On Wednesday, the state of North Dakota joined several power cooperatives in filing a lawsuit against the Attorney General of the neighboring state of Minnesota over Minnesota's restrictions on emissions from out-of-state electricity generators. The law involved in the controversy, Minnesota’s Next Generation Energy Act (NGEA), was passed by the state legislature and signed into law by then-Governor Tim Pawlenty in 2007.
With public acceptance of the theory of manmade global warming steadily waning, a new book that exposes the shoddy “science” peddled by the UN’s Intergovernmental Panel on Climate Change (IPCC) is offering further proof that there is little reason to give credence to the “doomsday” threats issued by globalists and environmental extremists. The IPCC has been troubled by a series of scandals in recent years, several of which center directly on its chairman — Rajendra Pachauri — who received (on behalf of the IPCC) the Nobel Prize with former Vice President Al Gore in 2007. In the aftermath of the “Climategate” revelations, which raised fundamental questions about the "scientific" character of the entire theory of manmade global warming, a series of less memorable, but still highly significant, scandals erupted under Pachauri’s leadership at the IPCC. A debacle that was quickly named “Glaciergate” involved one of the more bizarre examples of the IPCC allegedly playing “fast and loose” with the facts. As reported for The New American in January 2010, “Glaciergate” involved claims in the supposedly-definitive scientific assessment of the Fourth Assessment Report of the IPCC regarding the Himalayan glaciers that were not substantiated by science. Pachauri ultimately had to concede that the claim the glaciers would simply melt away by 2035 was “a regrettable error” and that “the whole paragraph, I mean the entire section is wrong.”

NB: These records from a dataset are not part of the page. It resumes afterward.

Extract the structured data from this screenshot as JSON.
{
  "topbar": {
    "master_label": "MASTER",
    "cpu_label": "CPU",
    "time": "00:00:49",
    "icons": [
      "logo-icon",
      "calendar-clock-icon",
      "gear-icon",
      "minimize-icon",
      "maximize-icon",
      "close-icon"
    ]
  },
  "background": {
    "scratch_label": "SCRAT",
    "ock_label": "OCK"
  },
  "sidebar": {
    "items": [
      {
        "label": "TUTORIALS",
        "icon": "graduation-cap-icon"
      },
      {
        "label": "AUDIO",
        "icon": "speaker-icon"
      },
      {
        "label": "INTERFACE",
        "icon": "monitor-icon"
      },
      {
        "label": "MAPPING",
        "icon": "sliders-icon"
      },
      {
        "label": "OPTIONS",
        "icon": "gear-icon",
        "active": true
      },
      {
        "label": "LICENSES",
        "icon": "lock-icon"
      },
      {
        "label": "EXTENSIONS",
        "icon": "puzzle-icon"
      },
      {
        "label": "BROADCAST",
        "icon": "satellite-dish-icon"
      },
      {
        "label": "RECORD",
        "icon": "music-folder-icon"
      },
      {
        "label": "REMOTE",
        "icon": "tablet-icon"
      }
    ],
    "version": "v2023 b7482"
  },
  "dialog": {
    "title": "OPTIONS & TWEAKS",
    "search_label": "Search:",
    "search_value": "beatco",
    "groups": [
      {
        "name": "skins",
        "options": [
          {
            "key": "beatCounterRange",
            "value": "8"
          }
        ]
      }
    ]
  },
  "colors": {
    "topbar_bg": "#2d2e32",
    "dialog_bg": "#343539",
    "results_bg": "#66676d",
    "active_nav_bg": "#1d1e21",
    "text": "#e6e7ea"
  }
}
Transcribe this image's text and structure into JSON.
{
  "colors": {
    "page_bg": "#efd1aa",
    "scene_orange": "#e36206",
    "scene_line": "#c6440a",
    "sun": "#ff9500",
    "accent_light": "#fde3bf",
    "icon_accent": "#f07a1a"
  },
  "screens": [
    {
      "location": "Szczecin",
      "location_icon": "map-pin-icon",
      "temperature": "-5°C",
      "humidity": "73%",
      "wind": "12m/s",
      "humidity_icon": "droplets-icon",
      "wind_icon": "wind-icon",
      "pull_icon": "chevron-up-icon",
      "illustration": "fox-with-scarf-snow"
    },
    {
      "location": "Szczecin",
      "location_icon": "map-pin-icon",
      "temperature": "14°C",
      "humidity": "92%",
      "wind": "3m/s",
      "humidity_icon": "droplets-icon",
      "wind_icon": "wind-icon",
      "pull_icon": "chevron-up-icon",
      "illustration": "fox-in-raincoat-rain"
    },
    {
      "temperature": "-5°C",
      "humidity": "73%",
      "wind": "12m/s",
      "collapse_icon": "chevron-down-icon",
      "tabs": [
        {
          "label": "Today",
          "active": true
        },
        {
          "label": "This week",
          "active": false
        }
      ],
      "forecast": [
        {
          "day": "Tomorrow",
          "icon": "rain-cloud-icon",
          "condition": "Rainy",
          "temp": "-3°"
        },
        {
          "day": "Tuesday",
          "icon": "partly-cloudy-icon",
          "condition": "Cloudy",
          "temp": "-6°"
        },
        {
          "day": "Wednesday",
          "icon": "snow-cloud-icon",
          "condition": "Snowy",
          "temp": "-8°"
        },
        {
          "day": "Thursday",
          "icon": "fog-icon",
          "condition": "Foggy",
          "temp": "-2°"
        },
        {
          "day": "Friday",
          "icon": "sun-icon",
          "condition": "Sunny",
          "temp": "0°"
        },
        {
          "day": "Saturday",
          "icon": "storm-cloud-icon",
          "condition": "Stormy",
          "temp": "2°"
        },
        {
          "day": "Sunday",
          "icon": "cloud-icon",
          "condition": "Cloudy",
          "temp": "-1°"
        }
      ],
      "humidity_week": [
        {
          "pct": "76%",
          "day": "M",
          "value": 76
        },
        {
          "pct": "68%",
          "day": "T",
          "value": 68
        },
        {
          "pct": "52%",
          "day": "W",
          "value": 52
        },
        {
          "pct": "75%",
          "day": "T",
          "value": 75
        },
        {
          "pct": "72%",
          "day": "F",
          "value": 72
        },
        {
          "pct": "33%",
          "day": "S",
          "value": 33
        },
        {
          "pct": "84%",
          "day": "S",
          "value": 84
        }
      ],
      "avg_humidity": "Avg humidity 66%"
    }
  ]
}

Operation “Fast and Furious” — the scandalous sale of thousands of weapons to Mexican drug lords with the complicity of President Obama’s Bureau of Alcohol, Tobacco, Firearms, and Explosives (still known as ATF) — is now being used as an excuse for further governmental interference in the rights of American citizens to keep and bear arms. Rather than blaming the ineptitude of a federal agency run amok, Sen. Dianne Feinstein (D.-Calif.) declares that the fundamental problem exposed by the “Fast and Furious” debacle is, in fact, that “anyone can walk in and buy anything” when it comes to firearms. As reported by CNSNews, Sen. Feinstein does not blame the Obama administration for the scandal of foreign drug cartels being armed as a result of the deliberate policy decisions of highly-placed government officials; instead, she blames the existence of almost-vestigial rights of Americans under the Bill of Rights: “This is a deep concern for me. I know others disagree, but we have very lax laws when it comes to guns,” Feinstein, an advocate of gun control, said during Tuesday's hearing of the Senate Judiciary Subcommittee on Crime and Terrorism. “My concern, Mr. Chairman, is that there’s been a lot said about Fast and Furious, and perhaps mistakes were made,” Feinstein said. “But I think this hunt for blame doesn’t really speak about the problem. And the problem is, anybody can walk in and buy anything.”